Positioning a shelf-talker or aisle violator with a QR code linked to a product selector allows brands and the retailer to always be “in the aisle,” helping shoppers choose the right product for their needs. Again, this can help create or preserve the sale, and generate brand loyalty at the same time.

A shopper in the aisle who is searching for product information is begging you to help her buy the product. Give her engaging and educational content to ensure that she completes the purchase, because the only things that separate one retailer from another are information and pricing.

Purchase decision
The statistics are staggering: close to 50 percent of all shoppers in the United States are using their mobile device to research and browse products; just under 60 percent use their device while shopping; and, of those mobile shoppers, 70 percent are visiting a store’s site – while in the store.

This is a strong indication that consumers want to interact with products, especially while they shop. Providing smartphone-optimized product content on your site will help in-aisle shoppers buy from you.

Manufacturers are increasingly putting QR codes on their product packaging or in advertising. When scanned with a mobile device, the codes link to a Web page that displays more information about the product.

Retailers should insist that their vendors provide shoppers with interactive content because in-store conversion rate for shoppers who used a retailer's own site was 20 percent higher than those who used an app or site belonging to another business (Deloitte, March 2012).

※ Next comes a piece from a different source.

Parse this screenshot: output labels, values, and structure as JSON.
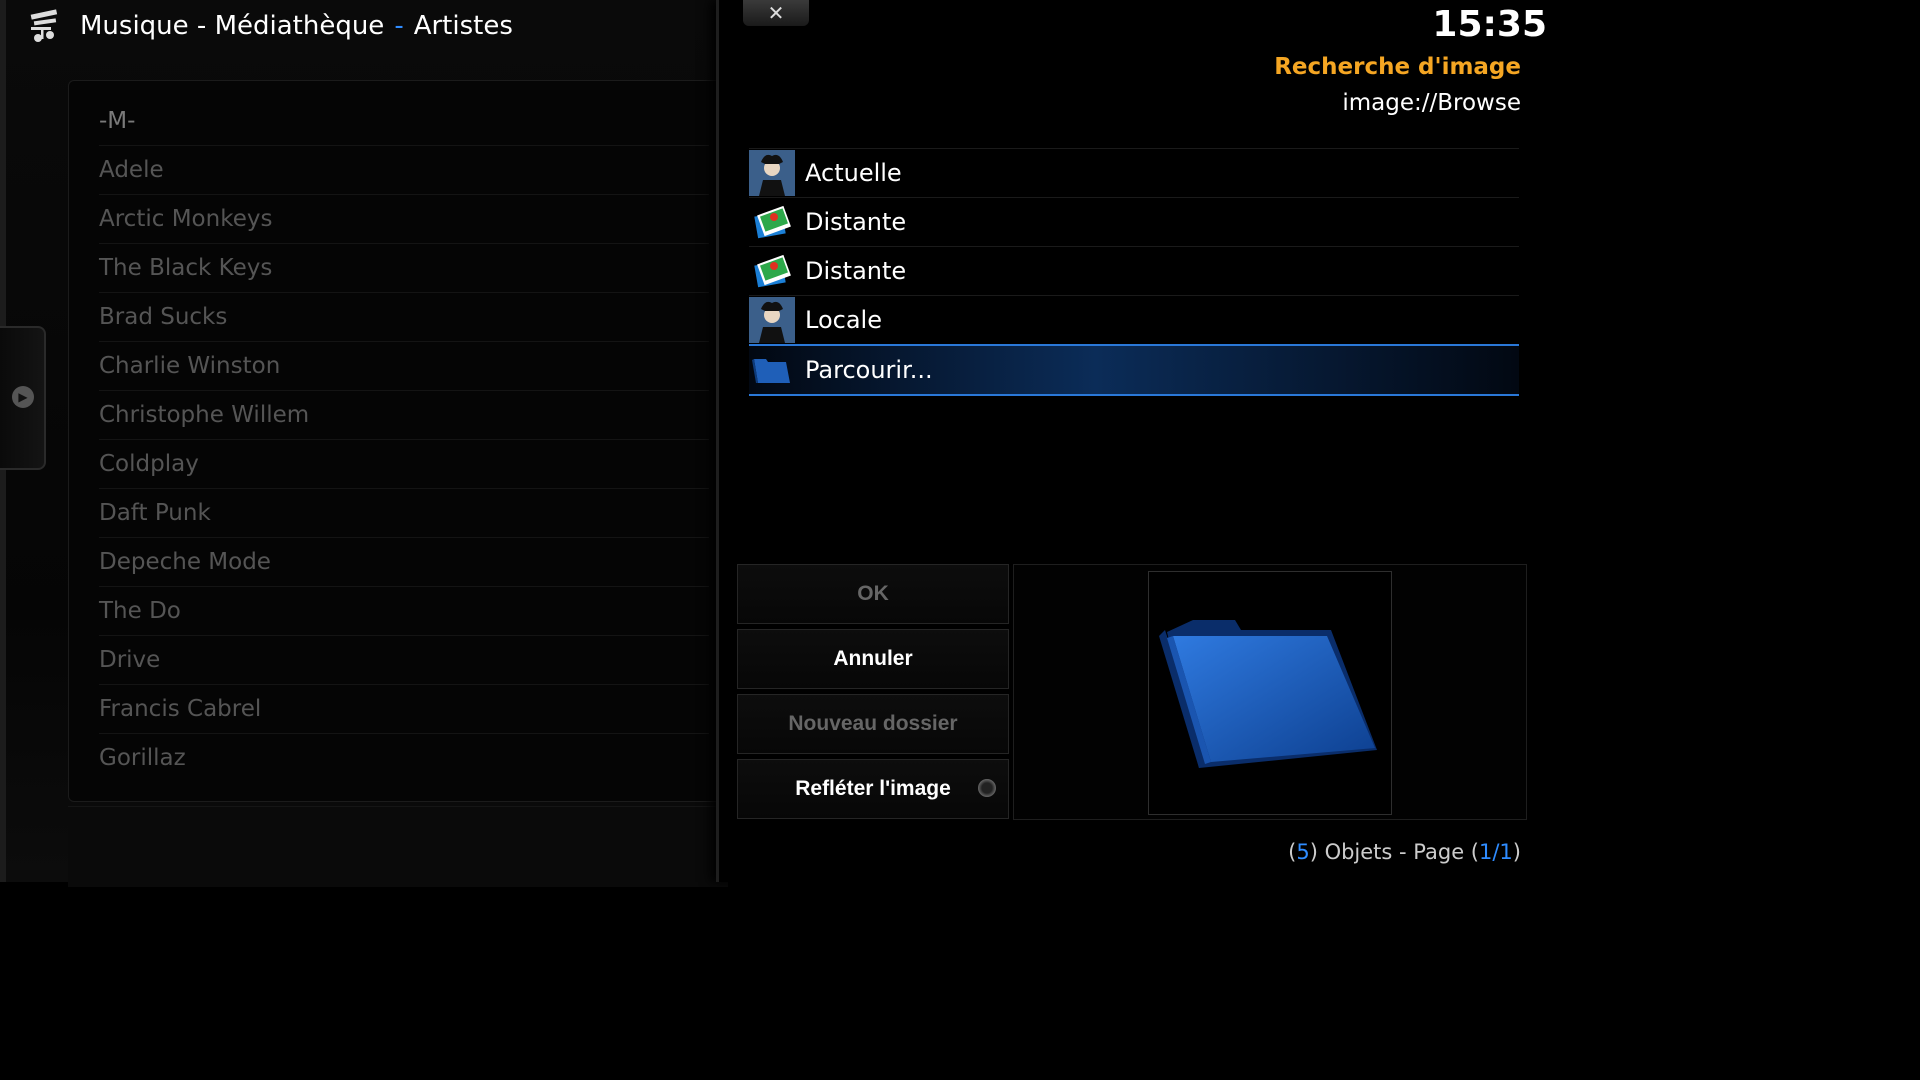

This is a great opportunity to use QR codes to direct shoppers to engaging smartphone-optimized product content such as demos and selectors.

SHOWROOMING IS a fact of life. Providing shoppers better product content than your competitors will help ensure that they will purchase from you rather than from a competitor.

Jerry Spelic is director of marketing for Easy2 Technologies, Cleveland, OH. Reach him at